**WHAT TO WORK ON**: Write the records below out again word for word, with the pictures removed.

**MATERIAL PROVIDED**:
※ ※ ※
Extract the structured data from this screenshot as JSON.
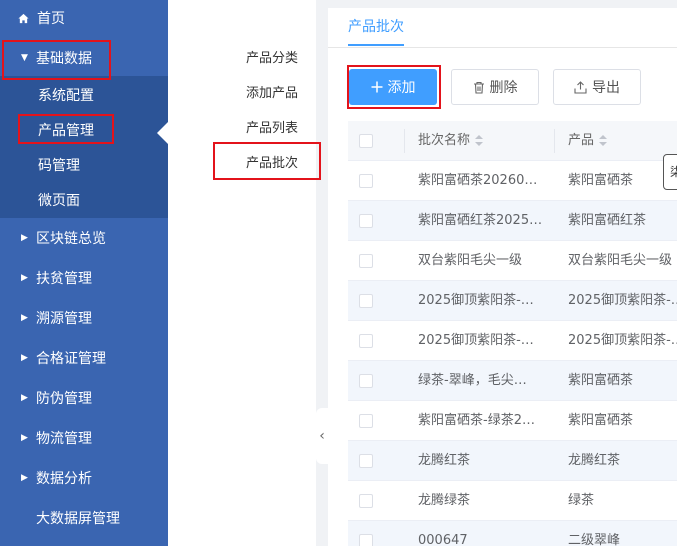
{
  "sidebar": {
    "home": {
      "label": "首页",
      "icon": "home-icon"
    },
    "items": [
      {
        "label": "基础数据",
        "expanded": true
      },
      {
        "label": "区块链总览"
      },
      {
        "label": "扶贫管理"
      },
      {
        "label": "溯源管理"
      },
      {
        "label": "合格证管理"
      },
      {
        "label": "防伪管理"
      },
      {
        "label": "物流管理"
      },
      {
        "label": "数据分析"
      },
      {
        "label": "大数据屏管理"
      }
    ],
    "submenu": [
      {
        "label": "系统配置"
      },
      {
        "label": "产品管理",
        "active": true
      },
      {
        "label": "码管理"
      },
      {
        "label": "微页面"
      }
    ]
  },
  "subpanel": {
    "items": [
      {
        "label": "产品分类"
      },
      {
        "label": "添加产品"
      },
      {
        "label": "产品列表"
      },
      {
        "label": "产品批次",
        "active": true
      }
    ]
  },
  "main": {
    "tab": "产品批次",
    "toolbar": {
      "add": "添加",
      "delete": "删除",
      "export": "导出"
    },
    "table": {
      "columns": [
        "批次名称",
        "产品"
      ],
      "rows": [
        [
          "紫阳富硒茶20260…",
          "紫阳富硒茶"
        ],
        [
          "紫阳富硒红茶2025…",
          "紫阳富硒红茶"
        ],
        [
          "双台紫阳毛尖一级",
          "双台紫阳毛尖一级"
        ],
        [
          "2025御顶紫阳茶-…",
          "2025御顶紫阳茶-…"
        ],
        [
          "2025御顶紫阳茶-…",
          "2025御顶紫阳茶-…"
        ],
        [
          "绿茶-翠峰，毛尖…",
          "紫阳富硒茶"
        ],
        [
          "紫阳富硒茶-绿茶2…",
          "紫阳富硒茶"
        ],
        [
          "龙腾红茶",
          "龙腾红茶"
        ],
        [
          "龙腾绿茶",
          "绿茶"
        ],
        [
          "000647",
          "二级翠峰"
        ]
      ],
      "tooltip_fragment": "柒"
    }
  },
  "colors": {
    "sidebar_bg": "#3a65b1",
    "submenu_bg": "#2c5497",
    "accent": "#409eff",
    "highlight_box": "#e3131b"
  }
}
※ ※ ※
**RESPONSE TO THE TASK**:
Extract the structured data from this screenshot as JSON.
{
  "sidebar": {
    "home": {
      "label": "首页",
      "icon": "home-icon"
    },
    "items": [
      {
        "label": "基础数据",
        "expanded": true
      },
      {
        "label": "区块链总览"
      },
      {
        "label": "扶贫管理"
      },
      {
        "label": "溯源管理"
      },
      {
        "label": "合格证管理"
      },
      {
        "label": "防伪管理"
      },
      {
        "label": "物流管理"
      },
      {
        "label": "数据分析"
      },
      {
        "label": "大数据屏管理"
      }
    ],
    "submenu": [
      {
        "label": "系统配置"
      },
      {
        "label": "产品管理",
        "active": true
      },
      {
        "label": "码管理"
      },
      {
        "label": "微页面"
      }
    ]
  },
  "subpanel": {
    "items": [
      {
        "label": "产品分类"
      },
      {
        "label": "添加产品"
      },
      {
        "label": "产品列表"
      },
      {
        "label": "产品批次",
        "active": true
      }
    ]
  },
  "main": {
    "tab": "产品批次",
    "toolbar": {
      "add": "添加",
      "delete": "删除",
      "export": "导出"
    },
    "table": {
      "columns": [
        "批次名称",
        "产品"
      ],
      "rows": [
        [
          "紫阳富硒茶20260…",
          "紫阳富硒茶"
        ],
        [
          "紫阳富硒红茶2025…",
          "紫阳富硒红茶"
        ],
        [
          "双台紫阳毛尖一级",
          "双台紫阳毛尖一级"
        ],
        [
          "2025御顶紫阳茶-…",
          "2025御顶紫阳茶-…"
        ],
        [
          "2025御顶紫阳茶-…",
          "2025御顶紫阳茶-…"
        ],
        [
          "绿茶-翠峰，毛尖…",
          "紫阳富硒茶"
        ],
        [
          "紫阳富硒茶-绿茶2…",
          "紫阳富硒茶"
        ],
        [
          "龙腾红茶",
          "龙腾红茶"
        ],
        [
          "龙腾绿茶",
          "绿茶"
        ],
        [
          "000647",
          "二级翠峰"
        ]
      ],
      "tooltip_fragment": "柒"
    }
  },
  "colors": {
    "sidebar_bg": "#3a65b1",
    "submenu_bg": "#2c5497",
    "accent": "#409eff",
    "highlight_box": "#e3131b"
  }
}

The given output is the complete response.